[Web page and app entries]

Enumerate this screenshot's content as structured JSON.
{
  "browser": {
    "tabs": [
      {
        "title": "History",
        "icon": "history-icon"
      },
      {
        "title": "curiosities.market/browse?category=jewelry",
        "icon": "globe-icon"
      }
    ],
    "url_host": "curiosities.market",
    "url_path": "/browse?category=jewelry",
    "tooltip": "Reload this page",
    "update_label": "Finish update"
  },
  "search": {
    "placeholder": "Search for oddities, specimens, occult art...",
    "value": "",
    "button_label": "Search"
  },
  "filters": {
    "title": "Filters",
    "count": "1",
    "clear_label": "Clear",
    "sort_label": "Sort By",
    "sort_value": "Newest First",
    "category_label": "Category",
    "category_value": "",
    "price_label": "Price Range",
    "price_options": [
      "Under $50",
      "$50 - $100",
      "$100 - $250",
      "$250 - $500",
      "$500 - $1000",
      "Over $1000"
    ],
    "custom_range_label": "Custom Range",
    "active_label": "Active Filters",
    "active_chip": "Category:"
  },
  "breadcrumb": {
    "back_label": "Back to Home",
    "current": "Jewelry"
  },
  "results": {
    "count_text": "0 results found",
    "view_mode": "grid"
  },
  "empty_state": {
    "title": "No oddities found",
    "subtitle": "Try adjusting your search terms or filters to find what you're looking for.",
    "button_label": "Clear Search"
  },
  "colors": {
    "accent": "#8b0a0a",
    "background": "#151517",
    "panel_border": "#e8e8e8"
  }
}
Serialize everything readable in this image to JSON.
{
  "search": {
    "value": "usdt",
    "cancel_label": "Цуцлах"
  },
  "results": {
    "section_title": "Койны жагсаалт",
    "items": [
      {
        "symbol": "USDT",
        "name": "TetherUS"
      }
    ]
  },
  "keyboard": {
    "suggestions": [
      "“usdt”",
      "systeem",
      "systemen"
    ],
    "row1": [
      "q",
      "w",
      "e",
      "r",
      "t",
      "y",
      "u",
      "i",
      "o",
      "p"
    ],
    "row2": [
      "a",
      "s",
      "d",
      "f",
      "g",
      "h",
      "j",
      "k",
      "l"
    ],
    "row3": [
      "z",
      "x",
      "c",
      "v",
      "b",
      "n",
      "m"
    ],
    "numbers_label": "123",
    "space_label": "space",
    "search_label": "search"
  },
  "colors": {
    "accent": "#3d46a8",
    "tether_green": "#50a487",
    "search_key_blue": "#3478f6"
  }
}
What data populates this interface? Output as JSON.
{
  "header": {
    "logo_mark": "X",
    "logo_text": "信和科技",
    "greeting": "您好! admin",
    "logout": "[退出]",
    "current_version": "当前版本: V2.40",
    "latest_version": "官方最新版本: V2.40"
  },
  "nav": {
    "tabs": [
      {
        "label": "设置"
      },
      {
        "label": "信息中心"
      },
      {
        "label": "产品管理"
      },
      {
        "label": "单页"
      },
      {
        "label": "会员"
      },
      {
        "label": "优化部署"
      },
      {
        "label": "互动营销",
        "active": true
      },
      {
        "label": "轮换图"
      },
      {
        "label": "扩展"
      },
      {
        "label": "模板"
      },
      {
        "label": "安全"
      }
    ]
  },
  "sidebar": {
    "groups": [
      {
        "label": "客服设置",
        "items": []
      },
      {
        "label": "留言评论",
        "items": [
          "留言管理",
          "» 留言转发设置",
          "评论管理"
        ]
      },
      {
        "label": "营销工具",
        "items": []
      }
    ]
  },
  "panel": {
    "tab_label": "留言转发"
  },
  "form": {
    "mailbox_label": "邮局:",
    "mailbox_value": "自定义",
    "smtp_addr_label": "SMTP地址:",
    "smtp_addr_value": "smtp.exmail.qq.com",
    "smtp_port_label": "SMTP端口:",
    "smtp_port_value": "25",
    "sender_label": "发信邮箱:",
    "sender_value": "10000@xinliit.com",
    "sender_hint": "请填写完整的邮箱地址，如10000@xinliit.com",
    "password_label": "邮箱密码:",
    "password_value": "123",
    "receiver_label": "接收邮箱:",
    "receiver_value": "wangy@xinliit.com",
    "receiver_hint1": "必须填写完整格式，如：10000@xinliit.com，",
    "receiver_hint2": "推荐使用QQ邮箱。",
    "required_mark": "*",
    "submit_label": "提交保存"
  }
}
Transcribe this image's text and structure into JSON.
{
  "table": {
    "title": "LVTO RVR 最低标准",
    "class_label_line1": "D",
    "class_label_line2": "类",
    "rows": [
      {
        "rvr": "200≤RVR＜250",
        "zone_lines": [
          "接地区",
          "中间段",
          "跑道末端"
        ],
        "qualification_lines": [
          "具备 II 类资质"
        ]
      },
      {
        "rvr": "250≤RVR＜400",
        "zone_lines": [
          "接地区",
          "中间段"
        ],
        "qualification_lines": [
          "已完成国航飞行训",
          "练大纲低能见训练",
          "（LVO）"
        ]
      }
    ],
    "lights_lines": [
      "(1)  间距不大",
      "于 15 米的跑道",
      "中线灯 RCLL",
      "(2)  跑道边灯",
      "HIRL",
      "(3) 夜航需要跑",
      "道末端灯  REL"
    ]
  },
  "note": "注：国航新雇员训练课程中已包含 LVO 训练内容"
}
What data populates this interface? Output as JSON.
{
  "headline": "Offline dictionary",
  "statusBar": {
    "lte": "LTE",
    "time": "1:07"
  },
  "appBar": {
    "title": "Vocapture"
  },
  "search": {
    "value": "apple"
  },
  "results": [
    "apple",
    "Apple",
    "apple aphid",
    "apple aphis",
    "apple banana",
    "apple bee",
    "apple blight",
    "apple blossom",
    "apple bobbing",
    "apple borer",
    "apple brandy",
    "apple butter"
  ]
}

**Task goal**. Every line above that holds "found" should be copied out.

**Response to the exercise**.
    "count_text": "0 results found",
    "title": "No oddities found",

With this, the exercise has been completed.